The most popular route into the graphic design business after graduating from university is through a junior designer position, but becoming a junior designer is a whole different experience. The design profession is incredibly competitive, and getting your ideal job might feel like a never-ending string of “no’s” and the dreaded “sorry at this time…” letters. Although there are many chances available and a great demand for young creatives, it might be difficult to get your foot in the door when everyone is competing for the same position and only one of those people gets hired.
Some people are fortunate enough to find work immediately after graduation, while others, like me, may have to wait over two years. The ugly fact is that doing freelance work or internships (paid or unpaid) is typically the best way to get a full-time job. Internships will provide you with a useful idea of what is to come in the sector and if there is anything you need to learn and improve on – even if it is as simple as pouring the perfect cup of tea.
GRABBING THE JOB
Applying for a job in graphic design for the first time might be a daunting experience. Employers will often advertise a position and want at least three years of expertise in the design business. Being a fresh graduate with little experience may be depressing in this climate, to say the least. For example, the best designer in the world might apply for the same job as you, but if they don't get along with the team, they won't get hired. Employers are searching for exceptional people, not just outstanding skills. Graduate designers frequently emphasize their technical abilities first. Designers who are driven, energetic, and passionate about learning, on the other hand, have an advantage over others. Having said that, showing both is critical as well—the best of both worlds, right?
Preparing for a design interview can be both nerve-racking and thrilling (especially if you have an MD of a company with three other designers in the room with you). You've got your portfolio and resumé, and you've been encouraged to just be yourself and everything would be OK. Isn't it that simple? It is, in fact, true. I overthink the interview process in every interview I've ever had before earning my junior designer employment. I would prepare myself for questions I had no idea would be asked, to the point where I would sound robotic while meeting with the employer. In retrospect, your talents can be taught, but your attitude and demeanour are everything! At the same time, you should probably be prepared to get feedback on your work. You may think it's incredible, but when a team of specialists is there, there will be some remarks. Do not be discouraged; these sensible critiques on your work will be appreciated.

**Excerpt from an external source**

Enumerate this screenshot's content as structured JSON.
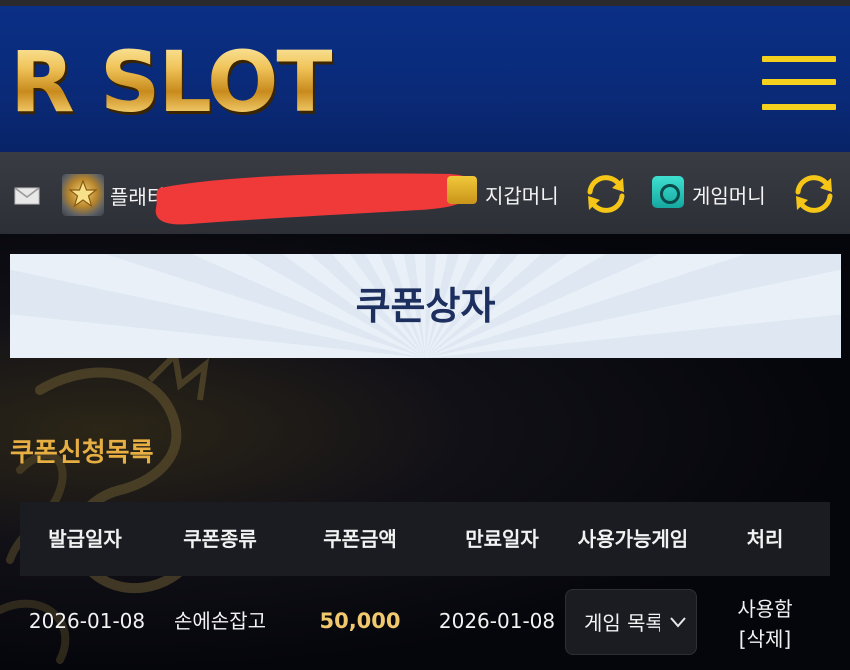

I recall having weeks or even months to complete a project at university and feeling like we had all the time in the world to get it done until your deadline was Friday at 9 a.m. and it's now 8:59 a.m. and you still haven't finished your work. Short deadlines are, unfortunately, a reality of working in the design profession. Don't get me wrong: some tasks take longer than others, but the bulk of jobs are completed quickly. Remember how you worked for a week on that logo design? Forget it. That logo design must be completed and sent to the client before the end of the day. What happened to the brochure, letterhead, business card, and compliment slip? You just have two days!
When you think you've finished a project, before you know it, you're revising, tweaking, editing, and spending hours working with your team and the customer to get the artwork just right. As a designer, this might be difficult since you feel like your work is never ending. But, after the customer has approved the final concept and you have the "newfinalestfinalforsure.psd' saved, it feels incredible, doesn't it?
When you begin a new job in graphic design, you may feel as if you are expected to know all there is to know about what to do and every Photoshop and Illustrator shortcut. After all, that's what I reasoned. Don't be scared to ask questions, though. You may feel like you're bothering them, but you're not. Your team is there to aid you, no matter how ridiculous they are. However, if you ask someone for input, don't seem startled or wounded if not all of it is favourable. Constructive feedback should be provided to highlight what can be changed, improved, or deleted. It is not intended to be personal; rather, it is intended to assist you in developing your abilities and growing as a designer.
You may believe that you have exhausted all possibilities for landing your first job in the design business. Have you considered returning to university? This will undoubtedly put you ahead of the competition, correct? Wrong. Working in design is not the same as teaching or becoming a doctor. The amount of information you have does not make you a great designer. What will set you apart is your level of experience.
Nonetheless, my suggestion is to keep your eyes on the prize by consistently searching, calling, and emailing to guarantee you acquire that ideal job. Simultaneously, don't take rejection and disappointments personally and give up. Persistence is essential! That job that turned you down today might lead to your dream career tomorrow!